Set aside time each week to dedicate to writing. It’s too easy to put off otherwise. Pick a time when you can be uninterrupted and feel positive and optimistic. Personally, I’m a night owl. I get in a groove about 10:30 at night after my family is asleep and can knock out some great content while the frogs sing in the background.
Try setting a deadline, too. Put a timer on for 25 minutes and force yourself to write until time runs out. Then give yourself 15 minutes to wrap up, proof and publish.
Use a writing calendar.
Try planning out a few months worth of blog posts and putting them on your to do list. It will hold you accountable. This step also makes the actual task of writing seem much more manageable. Sort of like how it’s easier to make dinner each night if the menu is planned out a week ahead of time.
Pinterest has some great ideas on topics and headlines. Take a few minutes once a month to browse ideas and jot down notes.
Buy a book of ideas.
If ideas are your biggest struggle, buy some! Amazon has some great resources, like “1,000 Creative Writing Prompts, Volume 2.” You don’t have to come up with the idea, you just pick one you like and start writing.
Take a writing class.
You didn’t become a kick-ass photographer overnight. Nor without help. So get help from writing professionals. Take a course in creative writing or blogging at your local community college. Sign up for a class on Udemy.com or CreativeLive.com. Or find a photographer you admire online and take their writing course. You don’t have to figure this all out on your own!
Blogging for photographers doesn’t have to be drudgery. It shouldn’t induce fear and panic. With some time, effort and practice, it will become more comfortable and easy. And that’s when the magic happens.
So sharpen your pencil.
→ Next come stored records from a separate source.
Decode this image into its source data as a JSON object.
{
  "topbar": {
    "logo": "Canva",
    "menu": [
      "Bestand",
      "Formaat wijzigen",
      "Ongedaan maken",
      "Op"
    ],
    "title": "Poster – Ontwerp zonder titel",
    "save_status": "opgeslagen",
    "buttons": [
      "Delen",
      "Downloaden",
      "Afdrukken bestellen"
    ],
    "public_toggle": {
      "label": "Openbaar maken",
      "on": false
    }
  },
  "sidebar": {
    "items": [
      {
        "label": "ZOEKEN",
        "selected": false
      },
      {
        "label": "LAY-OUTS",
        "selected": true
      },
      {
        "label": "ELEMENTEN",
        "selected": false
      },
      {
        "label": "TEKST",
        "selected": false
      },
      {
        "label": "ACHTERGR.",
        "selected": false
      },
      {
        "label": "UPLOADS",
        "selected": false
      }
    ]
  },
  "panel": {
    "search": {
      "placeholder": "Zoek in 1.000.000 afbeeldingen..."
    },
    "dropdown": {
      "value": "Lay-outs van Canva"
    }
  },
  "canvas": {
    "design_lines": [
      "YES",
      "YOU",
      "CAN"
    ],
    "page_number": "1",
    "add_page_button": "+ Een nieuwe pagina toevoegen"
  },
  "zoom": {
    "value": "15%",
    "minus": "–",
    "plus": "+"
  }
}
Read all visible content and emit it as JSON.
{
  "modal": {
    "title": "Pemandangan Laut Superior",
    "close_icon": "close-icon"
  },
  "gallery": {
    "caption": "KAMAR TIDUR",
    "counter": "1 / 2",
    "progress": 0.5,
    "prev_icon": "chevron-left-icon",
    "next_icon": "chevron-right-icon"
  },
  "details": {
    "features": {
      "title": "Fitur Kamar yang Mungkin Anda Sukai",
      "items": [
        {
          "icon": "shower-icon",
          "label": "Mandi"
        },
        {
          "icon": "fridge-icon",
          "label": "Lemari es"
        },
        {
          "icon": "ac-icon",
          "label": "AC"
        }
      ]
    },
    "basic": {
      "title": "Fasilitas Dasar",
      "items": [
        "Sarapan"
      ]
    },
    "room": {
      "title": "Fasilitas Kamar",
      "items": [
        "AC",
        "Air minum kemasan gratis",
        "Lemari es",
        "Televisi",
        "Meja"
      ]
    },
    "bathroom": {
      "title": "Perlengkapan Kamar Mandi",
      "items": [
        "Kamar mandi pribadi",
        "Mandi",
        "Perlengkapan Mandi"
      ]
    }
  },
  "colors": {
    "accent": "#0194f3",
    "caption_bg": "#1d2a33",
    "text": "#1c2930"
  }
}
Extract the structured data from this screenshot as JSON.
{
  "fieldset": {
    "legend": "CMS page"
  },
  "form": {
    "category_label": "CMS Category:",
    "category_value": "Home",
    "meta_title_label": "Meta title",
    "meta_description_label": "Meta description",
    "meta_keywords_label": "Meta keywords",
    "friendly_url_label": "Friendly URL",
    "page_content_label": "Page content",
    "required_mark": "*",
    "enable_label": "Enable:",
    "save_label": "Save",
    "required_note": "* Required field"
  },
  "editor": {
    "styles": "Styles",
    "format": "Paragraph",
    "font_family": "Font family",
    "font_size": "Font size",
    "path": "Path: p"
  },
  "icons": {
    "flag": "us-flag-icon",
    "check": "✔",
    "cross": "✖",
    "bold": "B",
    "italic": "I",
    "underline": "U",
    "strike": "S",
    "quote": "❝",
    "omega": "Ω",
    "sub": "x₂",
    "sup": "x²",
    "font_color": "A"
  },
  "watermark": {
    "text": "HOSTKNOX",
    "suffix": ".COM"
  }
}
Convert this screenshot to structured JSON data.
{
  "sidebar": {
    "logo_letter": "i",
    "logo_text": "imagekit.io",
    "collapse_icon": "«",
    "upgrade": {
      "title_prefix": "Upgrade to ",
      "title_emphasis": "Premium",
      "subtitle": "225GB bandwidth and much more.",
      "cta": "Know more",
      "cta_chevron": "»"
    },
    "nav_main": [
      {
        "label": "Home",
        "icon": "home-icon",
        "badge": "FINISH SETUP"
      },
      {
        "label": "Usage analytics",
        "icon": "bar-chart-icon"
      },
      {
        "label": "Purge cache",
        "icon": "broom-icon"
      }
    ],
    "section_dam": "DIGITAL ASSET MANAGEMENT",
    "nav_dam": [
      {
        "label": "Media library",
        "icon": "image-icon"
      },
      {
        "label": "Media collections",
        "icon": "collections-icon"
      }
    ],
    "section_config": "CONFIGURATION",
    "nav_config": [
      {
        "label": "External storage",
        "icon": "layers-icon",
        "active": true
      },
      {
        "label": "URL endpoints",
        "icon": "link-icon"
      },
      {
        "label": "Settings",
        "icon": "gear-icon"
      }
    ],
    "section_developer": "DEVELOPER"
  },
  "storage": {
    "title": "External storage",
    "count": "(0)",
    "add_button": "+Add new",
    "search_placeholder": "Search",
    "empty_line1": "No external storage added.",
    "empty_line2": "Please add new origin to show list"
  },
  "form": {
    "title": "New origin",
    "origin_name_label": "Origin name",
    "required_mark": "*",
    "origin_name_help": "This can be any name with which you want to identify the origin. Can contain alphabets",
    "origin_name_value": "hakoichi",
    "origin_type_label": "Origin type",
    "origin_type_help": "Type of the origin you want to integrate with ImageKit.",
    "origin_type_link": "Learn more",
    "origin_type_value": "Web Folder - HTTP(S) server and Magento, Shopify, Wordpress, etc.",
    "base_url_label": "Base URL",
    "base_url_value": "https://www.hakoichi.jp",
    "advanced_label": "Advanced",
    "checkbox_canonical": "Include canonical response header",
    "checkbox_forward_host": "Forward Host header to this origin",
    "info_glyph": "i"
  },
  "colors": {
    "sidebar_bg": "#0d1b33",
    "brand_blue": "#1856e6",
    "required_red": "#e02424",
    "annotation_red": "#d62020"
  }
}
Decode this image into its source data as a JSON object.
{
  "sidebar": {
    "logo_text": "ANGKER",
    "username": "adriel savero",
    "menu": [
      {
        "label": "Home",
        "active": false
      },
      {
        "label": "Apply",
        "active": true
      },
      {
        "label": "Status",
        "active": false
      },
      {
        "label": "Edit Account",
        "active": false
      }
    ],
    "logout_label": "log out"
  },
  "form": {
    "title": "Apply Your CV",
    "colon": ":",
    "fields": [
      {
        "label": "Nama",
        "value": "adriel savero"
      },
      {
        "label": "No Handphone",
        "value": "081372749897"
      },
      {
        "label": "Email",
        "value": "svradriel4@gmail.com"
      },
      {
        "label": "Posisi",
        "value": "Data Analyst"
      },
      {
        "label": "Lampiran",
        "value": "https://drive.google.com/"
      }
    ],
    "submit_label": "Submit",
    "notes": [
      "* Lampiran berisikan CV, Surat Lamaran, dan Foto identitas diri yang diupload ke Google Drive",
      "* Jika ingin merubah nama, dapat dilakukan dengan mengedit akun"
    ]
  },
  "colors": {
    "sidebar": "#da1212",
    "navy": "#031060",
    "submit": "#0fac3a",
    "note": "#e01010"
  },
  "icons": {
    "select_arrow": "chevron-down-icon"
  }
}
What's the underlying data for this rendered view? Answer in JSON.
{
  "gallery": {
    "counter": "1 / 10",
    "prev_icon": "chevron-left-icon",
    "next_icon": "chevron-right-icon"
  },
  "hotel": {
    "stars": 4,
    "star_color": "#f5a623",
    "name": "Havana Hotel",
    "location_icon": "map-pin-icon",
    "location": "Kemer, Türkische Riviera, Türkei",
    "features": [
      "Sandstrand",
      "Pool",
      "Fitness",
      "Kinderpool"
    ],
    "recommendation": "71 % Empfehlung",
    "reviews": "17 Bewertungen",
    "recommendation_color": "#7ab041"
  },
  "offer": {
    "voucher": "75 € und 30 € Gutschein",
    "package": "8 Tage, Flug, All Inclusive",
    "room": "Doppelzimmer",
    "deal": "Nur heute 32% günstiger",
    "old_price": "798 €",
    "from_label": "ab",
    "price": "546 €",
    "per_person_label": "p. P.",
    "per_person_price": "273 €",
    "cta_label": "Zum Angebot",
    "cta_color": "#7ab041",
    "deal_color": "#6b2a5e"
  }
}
Grab your best blue pen and a fresh pad of paper and let your creativity flow. And most of all be brave and be you. You won’t be disappointed!